• _PROVIDED RECORDS_:
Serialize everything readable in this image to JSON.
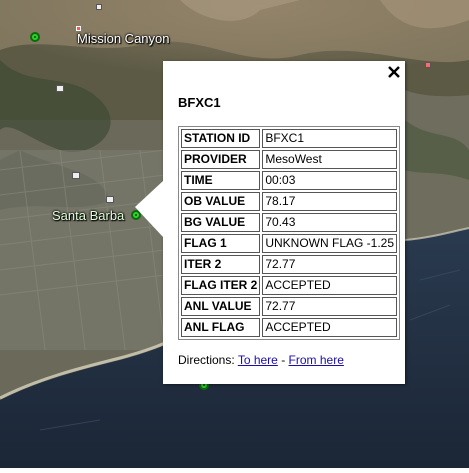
{
  "map": {
    "labels": {
      "mission_canyon": "Mission Canyon",
      "santa_barbara": "Santa Barba"
    }
  },
  "balloon": {
    "title": "BFXC1",
    "close_icon": "close-x-icon",
    "rows": [
      {
        "key": "STATION ID",
        "value": "BFXC1"
      },
      {
        "key": "PROVIDER",
        "value": "MesoWest"
      },
      {
        "key": "TIME",
        "value": "00:03"
      },
      {
        "key": "OB VALUE",
        "value": "78.17"
      },
      {
        "key": "BG VALUE",
        "value": "70.43"
      },
      {
        "key": "FLAG 1",
        "value": "UNKNOWN FLAG -1.25"
      },
      {
        "key": "ITER 2",
        "value": "72.77"
      },
      {
        "key": "FLAG ITER 2",
        "value": "ACCEPTED"
      },
      {
        "key": "ANL VALUE",
        "value": "72.77"
      },
      {
        "key": "ANL FLAG",
        "value": "ACCEPTED"
      }
    ],
    "directions": {
      "label": "Directions:",
      "to_here": "To here",
      "separator": "-",
      "from_here": "From here"
    }
  },
  "colors": {
    "link": "#1a0dab",
    "marker": "#2fd12f",
    "ocean": "#1e2b3d"
  }
}
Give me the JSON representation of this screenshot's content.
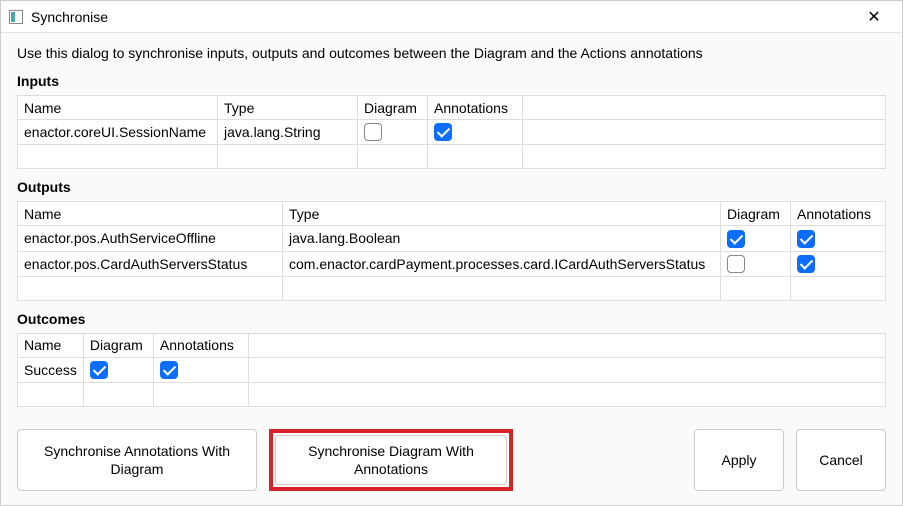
{
  "titlebar": {
    "title": "Synchronise"
  },
  "description": "Use this dialog to synchronise inputs, outputs and outcomes between the Diagram and the Actions annotations",
  "inputs": {
    "label": "Inputs",
    "headers": {
      "name": "Name",
      "type": "Type",
      "diagram": "Diagram",
      "annotations": "Annotations"
    },
    "rows": [
      {
        "name": "enactor.coreUI.SessionName",
        "type": "java.lang.String",
        "diagram": false,
        "annotations": true
      }
    ]
  },
  "outputs": {
    "label": "Outputs",
    "headers": {
      "name": "Name",
      "type": "Type",
      "diagram": "Diagram",
      "annotations": "Annotations"
    },
    "rows": [
      {
        "name": "enactor.pos.AuthServiceOffline",
        "type": "java.lang.Boolean",
        "diagram": true,
        "annotations": true
      },
      {
        "name": "enactor.pos.CardAuthServersStatus",
        "type": "com.enactor.cardPayment.processes.card.ICardAuthServersStatus",
        "diagram": false,
        "annotations": true
      }
    ]
  },
  "outcomes": {
    "label": "Outcomes",
    "headers": {
      "name": "Name",
      "diagram": "Diagram",
      "annotations": "Annotations"
    },
    "rows": [
      {
        "name": "Success",
        "diagram": true,
        "annotations": true
      }
    ]
  },
  "buttons": {
    "syncAnnotations": "Synchronise Annotations With Diagram",
    "syncDiagram": "Synchronise Diagram With Annotations",
    "apply": "Apply",
    "cancel": "Cancel"
  }
}
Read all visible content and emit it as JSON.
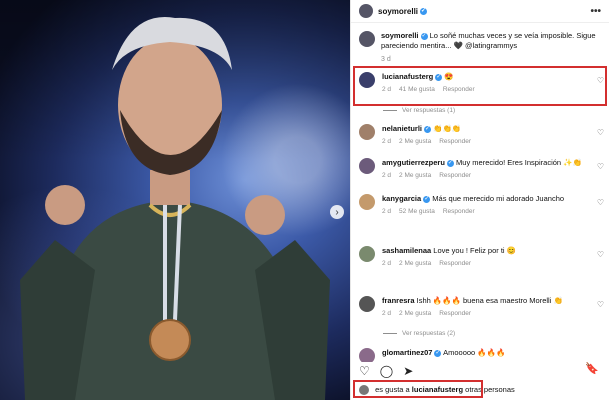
{
  "post": {
    "header_username": "soymorelli",
    "caption_username": "soymorelli",
    "caption_text": "Lo soñé muchas veces y se veía imposible. Sigue pareciendo mentira... 🖤 @latingrammys",
    "caption_time": "3 d",
    "more_icon": "ellipsis-icon"
  },
  "comments": [
    {
      "user": "lucianafusterg",
      "verified": true,
      "text": "😍",
      "time": "2 d",
      "likes": "41 Me gusta",
      "reply": "Responder",
      "avatar_color": "#3a3f6b"
    },
    {
      "user": "nelanieturli",
      "verified": true,
      "text": "👏👏👏",
      "time": "2 d",
      "likes": "2 Me gusta",
      "reply": "Responder",
      "avatar_color": "#a0806a"
    },
    {
      "user": "amygutierrezperu",
      "verified": true,
      "text": "Muy merecido! Eres Inspiración ✨👏",
      "time": "2 d",
      "likes": "2 Me gusta",
      "reply": "Responder",
      "avatar_color": "#6c5b7b"
    },
    {
      "user": "kanygarcia",
      "verified": true,
      "text": "Más que merecido mi adorado Juancho",
      "time": "2 d",
      "likes": "52 Me gusta",
      "reply": "Responder",
      "avatar_color": "#c49a6c"
    },
    {
      "user": "sashamilenaa",
      "verified": false,
      "text": "Love you ! Feliz por ti 😊",
      "time": "2 d",
      "likes": "2 Me gusta",
      "reply": "Responder",
      "avatar_color": "#7a8a6e"
    },
    {
      "user": "franresra",
      "verified": false,
      "text": "Ishh 🔥🔥🔥 buena esa maestro Morelli 👏",
      "time": "2 d",
      "likes": "2 Me gusta",
      "reply": "Responder",
      "avatar_color": "#555555"
    },
    {
      "user": "glomartinez07",
      "verified": true,
      "text": "Amooooo 🔥🔥🔥",
      "time": "",
      "likes": "",
      "reply": "",
      "avatar_color": "#8a6a8a"
    }
  ],
  "view_replies": [
    "Ver respuestas (1)",
    "Ver respuestas (2)"
  ],
  "footer": {
    "likes_prefix": "es gusta a",
    "likes_user": "lucianafusterg",
    "likes_suffix": "otras personas",
    "heart_icon": "heart-icon",
    "comment_icon": "comment-icon",
    "share_icon": "share-icon",
    "bookmark_icon": "bookmark-icon"
  },
  "colors": {
    "highlight": "#d32f2f",
    "verified": "#3897f0"
  }
}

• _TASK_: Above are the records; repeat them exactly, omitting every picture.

• _REPLY TO THE EXERCISE_:
Serialize everything readable in this image to JSON.
{
  "map": {
    "labels": {
      "mission_canyon": "Mission Canyon",
      "santa_barbara": "Santa Barba"
    }
  },
  "balloon": {
    "title": "BFXC1",
    "close_icon": "close-x-icon",
    "rows": [
      {
        "key": "STATION ID",
        "value": "BFXC1"
      },
      {
        "key": "PROVIDER",
        "value": "MesoWest"
      },
      {
        "key": "TIME",
        "value": "00:03"
      },
      {
        "key": "OB VALUE",
        "value": "78.17"
      },
      {
        "key": "BG VALUE",
        "value": "70.43"
      },
      {
        "key": "FLAG 1",
        "value": "UNKNOWN FLAG -1.25"
      },
      {
        "key": "ITER 2",
        "value": "72.77"
      },
      {
        "key": "FLAG ITER 2",
        "value": "ACCEPTED"
      },
      {
        "key": "ANL VALUE",
        "value": "72.77"
      },
      {
        "key": "ANL FLAG",
        "value": "ACCEPTED"
      }
    ],
    "directions": {
      "label": "Directions:",
      "to_here": "To here",
      "separator": "-",
      "from_here": "From here"
    }
  },
  "colors": {
    "link": "#1a0dab",
    "marker": "#2fd12f",
    "ocean": "#1e2b3d"
  }
}
Give me the JSON representation of this screenshot's content.
{
  "titlebar": {
    "title": "Synchronise"
  },
  "description": "Use this dialog to synchronise inputs, outputs and outcomes between the Diagram and the Actions annotations",
  "inputs": {
    "label": "Inputs",
    "headers": {
      "name": "Name",
      "type": "Type",
      "diagram": "Diagram",
      "annotations": "Annotations"
    },
    "rows": [
      {
        "name": "enactor.coreUI.SessionName",
        "type": "java.lang.String",
        "diagram": false,
        "annotations": true
      }
    ]
  },
  "outputs": {
    "label": "Outputs",
    "headers": {
      "name": "Name",
      "type": "Type",
      "diagram": "Diagram",
      "annotations": "Annotations"
    },
    "rows": [
      {
        "name": "enactor.pos.AuthServiceOffline",
        "type": "java.lang.Boolean",
        "diagram": true,
        "annotations": true
      },
      {
        "name": "enactor.pos.CardAuthServersStatus",
        "type": "com.enactor.cardPayment.processes.card.ICardAuthServersStatus",
        "diagram": false,
        "annotations": true
      }
    ]
  },
  "outcomes": {
    "label": "Outcomes",
    "headers": {
      "name": "Name",
      "diagram": "Diagram",
      "annotations": "Annotations"
    },
    "rows": [
      {
        "name": "Success",
        "diagram": true,
        "annotations": true
      }
    ]
  },
  "buttons": {
    "syncAnnotations": "Synchronise Annotations With Diagram",
    "syncDiagram": "Synchronise Diagram With Annotations",
    "apply": "Apply",
    "cancel": "Cancel"
  }
}
Read all visible content and emit it as JSON.
{
  "post": {
    "header_username": "soymorelli",
    "caption_username": "soymorelli",
    "caption_text": "Lo soñé muchas veces y se veía imposible. Sigue pareciendo mentira... 🖤 @latingrammys",
    "caption_time": "3 d",
    "more_icon": "ellipsis-icon"
  },
  "comments": [
    {
      "user": "lucianafusterg",
      "verified": true,
      "text": "😍",
      "time": "2 d",
      "likes": "41 Me gusta",
      "reply": "Responder",
      "avatar_color": "#3a3f6b"
    },
    {
      "user": "nelanieturli",
      "verified": true,
      "text": "👏👏👏",
      "time": "2 d",
      "likes": "2 Me gusta",
      "reply": "Responder",
      "avatar_color": "#a0806a"
    },
    {
      "user": "amygutierrezperu",
      "verified": true,
      "text": "Muy merecido! Eres Inspiración ✨👏",
      "time": "2 d",
      "likes": "2 Me gusta",
      "reply": "Responder",
      "avatar_color": "#6c5b7b"
    },
    {
      "user": "kanygarcia",
      "verified": true,
      "text": "Más que merecido mi adorado Juancho",
      "time": "2 d",
      "likes": "52 Me gusta",
      "reply": "Responder",
      "avatar_color": "#c49a6c"
    },
    {
      "user": "sashamilenaa",
      "verified": false,
      "text": "Love you ! Feliz por ti 😊",
      "time": "2 d",
      "likes": "2 Me gusta",
      "reply": "Responder",
      "avatar_color": "#7a8a6e"
    },
    {
      "user": "franresra",
      "verified": false,
      "text": "Ishh 🔥🔥🔥 buena esa maestro Morelli 👏",
      "time": "2 d",
      "likes": "2 Me gusta",
      "reply": "Responder",
      "avatar_color": "#555555"
    },
    {
      "user": "glomartinez07",
      "verified": true,
      "text": "Amooooo 🔥🔥🔥",
      "time": "",
      "likes": "",
      "reply": "",
      "avatar_color": "#8a6a8a"
    }
  ],
  "view_replies": [
    "Ver respuestas (1)",
    "Ver respuestas (2)"
  ],
  "footer": {
    "likes_prefix": "es gusta a",
    "likes_user": "lucianafusterg",
    "likes_suffix": "otras personas",
    "heart_icon": "heart-icon",
    "comment_icon": "comment-icon",
    "share_icon": "share-icon",
    "bookmark_icon": "bookmark-icon"
  },
  "colors": {
    "highlight": "#d32f2f",
    "verified": "#3897f0"
  }
}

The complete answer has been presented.